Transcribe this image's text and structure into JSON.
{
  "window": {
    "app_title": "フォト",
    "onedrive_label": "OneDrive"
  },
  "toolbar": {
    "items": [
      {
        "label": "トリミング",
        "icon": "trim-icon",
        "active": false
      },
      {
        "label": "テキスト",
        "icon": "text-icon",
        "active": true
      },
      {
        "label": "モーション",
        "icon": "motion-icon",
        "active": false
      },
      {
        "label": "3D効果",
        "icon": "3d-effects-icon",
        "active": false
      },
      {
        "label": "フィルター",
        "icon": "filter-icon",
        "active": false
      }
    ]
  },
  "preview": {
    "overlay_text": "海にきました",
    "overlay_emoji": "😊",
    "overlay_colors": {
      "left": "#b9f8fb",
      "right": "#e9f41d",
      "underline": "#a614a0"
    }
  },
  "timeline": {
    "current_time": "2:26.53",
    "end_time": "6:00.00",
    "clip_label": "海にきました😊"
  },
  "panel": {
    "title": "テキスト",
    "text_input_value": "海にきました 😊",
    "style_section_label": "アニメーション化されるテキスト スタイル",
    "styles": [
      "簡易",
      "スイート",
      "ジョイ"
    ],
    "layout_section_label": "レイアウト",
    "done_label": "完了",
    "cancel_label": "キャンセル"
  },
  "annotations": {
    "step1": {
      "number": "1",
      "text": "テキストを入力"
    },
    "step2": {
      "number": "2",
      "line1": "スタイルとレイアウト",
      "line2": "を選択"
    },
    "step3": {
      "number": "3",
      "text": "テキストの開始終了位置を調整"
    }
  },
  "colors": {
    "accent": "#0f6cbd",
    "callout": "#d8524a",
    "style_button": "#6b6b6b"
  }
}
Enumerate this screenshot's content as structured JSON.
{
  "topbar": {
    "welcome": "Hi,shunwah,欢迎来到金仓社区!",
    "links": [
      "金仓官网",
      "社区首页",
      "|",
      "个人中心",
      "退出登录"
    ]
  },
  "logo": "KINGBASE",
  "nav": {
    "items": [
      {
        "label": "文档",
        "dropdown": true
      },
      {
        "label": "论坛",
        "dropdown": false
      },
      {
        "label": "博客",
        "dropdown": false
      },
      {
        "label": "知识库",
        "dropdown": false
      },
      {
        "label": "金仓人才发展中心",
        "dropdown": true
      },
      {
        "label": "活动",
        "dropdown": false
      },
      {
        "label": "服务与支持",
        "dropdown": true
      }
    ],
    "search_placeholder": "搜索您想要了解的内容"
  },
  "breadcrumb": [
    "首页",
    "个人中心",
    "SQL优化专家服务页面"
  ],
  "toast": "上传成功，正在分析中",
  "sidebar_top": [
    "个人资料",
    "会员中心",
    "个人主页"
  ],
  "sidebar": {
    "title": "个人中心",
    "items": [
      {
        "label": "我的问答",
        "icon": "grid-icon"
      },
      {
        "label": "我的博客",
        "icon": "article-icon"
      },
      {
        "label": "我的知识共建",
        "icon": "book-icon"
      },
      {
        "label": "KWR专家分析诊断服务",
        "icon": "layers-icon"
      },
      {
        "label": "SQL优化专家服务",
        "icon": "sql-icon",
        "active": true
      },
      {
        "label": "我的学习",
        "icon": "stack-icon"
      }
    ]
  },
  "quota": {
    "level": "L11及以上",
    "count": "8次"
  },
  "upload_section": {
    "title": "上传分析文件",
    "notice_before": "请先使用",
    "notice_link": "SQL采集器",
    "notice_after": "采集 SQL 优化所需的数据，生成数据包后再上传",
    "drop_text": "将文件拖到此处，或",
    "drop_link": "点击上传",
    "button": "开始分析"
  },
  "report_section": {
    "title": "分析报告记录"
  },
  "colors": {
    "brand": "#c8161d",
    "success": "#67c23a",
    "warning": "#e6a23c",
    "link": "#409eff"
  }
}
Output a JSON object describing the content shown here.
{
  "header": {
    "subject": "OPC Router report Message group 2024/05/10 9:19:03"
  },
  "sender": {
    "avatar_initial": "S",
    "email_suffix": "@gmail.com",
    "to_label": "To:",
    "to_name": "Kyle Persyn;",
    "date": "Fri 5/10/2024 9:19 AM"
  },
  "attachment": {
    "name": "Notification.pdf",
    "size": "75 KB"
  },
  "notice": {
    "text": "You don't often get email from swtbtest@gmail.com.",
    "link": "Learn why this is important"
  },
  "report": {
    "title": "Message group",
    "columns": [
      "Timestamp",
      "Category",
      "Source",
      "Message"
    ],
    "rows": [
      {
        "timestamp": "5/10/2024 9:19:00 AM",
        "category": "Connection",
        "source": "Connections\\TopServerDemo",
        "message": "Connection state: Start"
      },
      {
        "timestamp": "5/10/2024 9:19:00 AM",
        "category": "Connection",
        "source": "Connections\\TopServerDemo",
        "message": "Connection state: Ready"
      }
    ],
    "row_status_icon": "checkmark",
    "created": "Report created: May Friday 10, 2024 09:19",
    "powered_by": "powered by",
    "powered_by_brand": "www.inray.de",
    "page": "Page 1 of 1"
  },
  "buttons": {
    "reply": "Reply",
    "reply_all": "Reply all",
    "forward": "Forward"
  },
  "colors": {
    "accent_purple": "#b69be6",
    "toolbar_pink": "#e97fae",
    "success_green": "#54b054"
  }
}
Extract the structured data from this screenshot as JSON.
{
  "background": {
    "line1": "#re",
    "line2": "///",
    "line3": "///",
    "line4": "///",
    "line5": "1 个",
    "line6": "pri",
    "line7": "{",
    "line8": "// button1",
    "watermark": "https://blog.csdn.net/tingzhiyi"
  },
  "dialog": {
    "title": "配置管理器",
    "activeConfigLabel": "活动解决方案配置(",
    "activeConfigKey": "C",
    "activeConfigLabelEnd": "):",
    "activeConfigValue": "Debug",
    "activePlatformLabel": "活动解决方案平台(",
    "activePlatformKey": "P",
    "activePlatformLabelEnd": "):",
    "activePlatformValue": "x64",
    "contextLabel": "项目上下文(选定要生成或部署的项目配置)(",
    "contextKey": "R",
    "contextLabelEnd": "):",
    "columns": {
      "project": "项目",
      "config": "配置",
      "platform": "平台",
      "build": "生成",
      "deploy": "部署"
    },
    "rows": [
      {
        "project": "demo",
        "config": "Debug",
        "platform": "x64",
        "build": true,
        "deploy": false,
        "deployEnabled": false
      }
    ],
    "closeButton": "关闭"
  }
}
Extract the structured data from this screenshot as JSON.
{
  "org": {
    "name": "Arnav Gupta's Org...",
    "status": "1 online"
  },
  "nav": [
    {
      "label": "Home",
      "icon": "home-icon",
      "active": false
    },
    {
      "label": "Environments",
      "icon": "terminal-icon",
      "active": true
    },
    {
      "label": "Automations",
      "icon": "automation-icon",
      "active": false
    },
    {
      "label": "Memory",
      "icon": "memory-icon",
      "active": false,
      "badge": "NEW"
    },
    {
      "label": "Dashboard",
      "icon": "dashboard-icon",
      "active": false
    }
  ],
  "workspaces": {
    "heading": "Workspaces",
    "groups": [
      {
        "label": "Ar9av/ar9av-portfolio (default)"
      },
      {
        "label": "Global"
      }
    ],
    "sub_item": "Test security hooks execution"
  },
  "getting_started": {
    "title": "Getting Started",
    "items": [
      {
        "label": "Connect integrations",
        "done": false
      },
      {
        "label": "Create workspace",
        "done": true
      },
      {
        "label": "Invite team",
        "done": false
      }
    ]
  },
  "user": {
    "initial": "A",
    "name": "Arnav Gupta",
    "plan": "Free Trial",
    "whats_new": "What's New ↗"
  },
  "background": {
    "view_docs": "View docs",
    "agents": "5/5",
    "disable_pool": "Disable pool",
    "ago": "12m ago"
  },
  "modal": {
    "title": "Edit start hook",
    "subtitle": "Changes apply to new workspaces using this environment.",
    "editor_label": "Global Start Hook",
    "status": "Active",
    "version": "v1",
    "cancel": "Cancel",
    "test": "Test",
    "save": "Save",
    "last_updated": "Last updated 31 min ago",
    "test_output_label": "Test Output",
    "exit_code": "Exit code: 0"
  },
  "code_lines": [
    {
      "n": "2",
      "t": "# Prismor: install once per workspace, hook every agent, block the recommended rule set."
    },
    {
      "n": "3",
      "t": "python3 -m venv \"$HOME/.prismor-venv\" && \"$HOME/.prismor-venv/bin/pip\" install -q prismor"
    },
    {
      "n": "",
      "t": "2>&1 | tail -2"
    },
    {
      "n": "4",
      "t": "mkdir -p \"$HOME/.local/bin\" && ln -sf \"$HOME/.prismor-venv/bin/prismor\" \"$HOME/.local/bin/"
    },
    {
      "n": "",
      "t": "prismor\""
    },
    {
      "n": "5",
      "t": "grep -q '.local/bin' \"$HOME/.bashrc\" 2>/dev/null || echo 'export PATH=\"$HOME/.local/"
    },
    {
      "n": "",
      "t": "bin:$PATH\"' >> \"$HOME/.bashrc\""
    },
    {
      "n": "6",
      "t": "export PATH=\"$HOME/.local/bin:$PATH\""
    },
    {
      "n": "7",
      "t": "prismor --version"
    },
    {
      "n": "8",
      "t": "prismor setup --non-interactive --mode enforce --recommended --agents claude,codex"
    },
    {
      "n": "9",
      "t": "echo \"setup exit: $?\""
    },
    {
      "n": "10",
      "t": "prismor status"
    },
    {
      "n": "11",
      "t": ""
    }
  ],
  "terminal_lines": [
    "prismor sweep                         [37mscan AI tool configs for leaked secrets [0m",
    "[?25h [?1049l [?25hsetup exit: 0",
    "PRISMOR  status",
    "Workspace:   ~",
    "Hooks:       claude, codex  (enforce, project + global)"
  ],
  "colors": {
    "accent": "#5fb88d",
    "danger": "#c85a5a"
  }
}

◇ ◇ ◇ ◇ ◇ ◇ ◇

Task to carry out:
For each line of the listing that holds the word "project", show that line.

Output:
      "project": "项目",
        "project": "demo",
    "Hooks:       claude, codex  (enforce, project + global)"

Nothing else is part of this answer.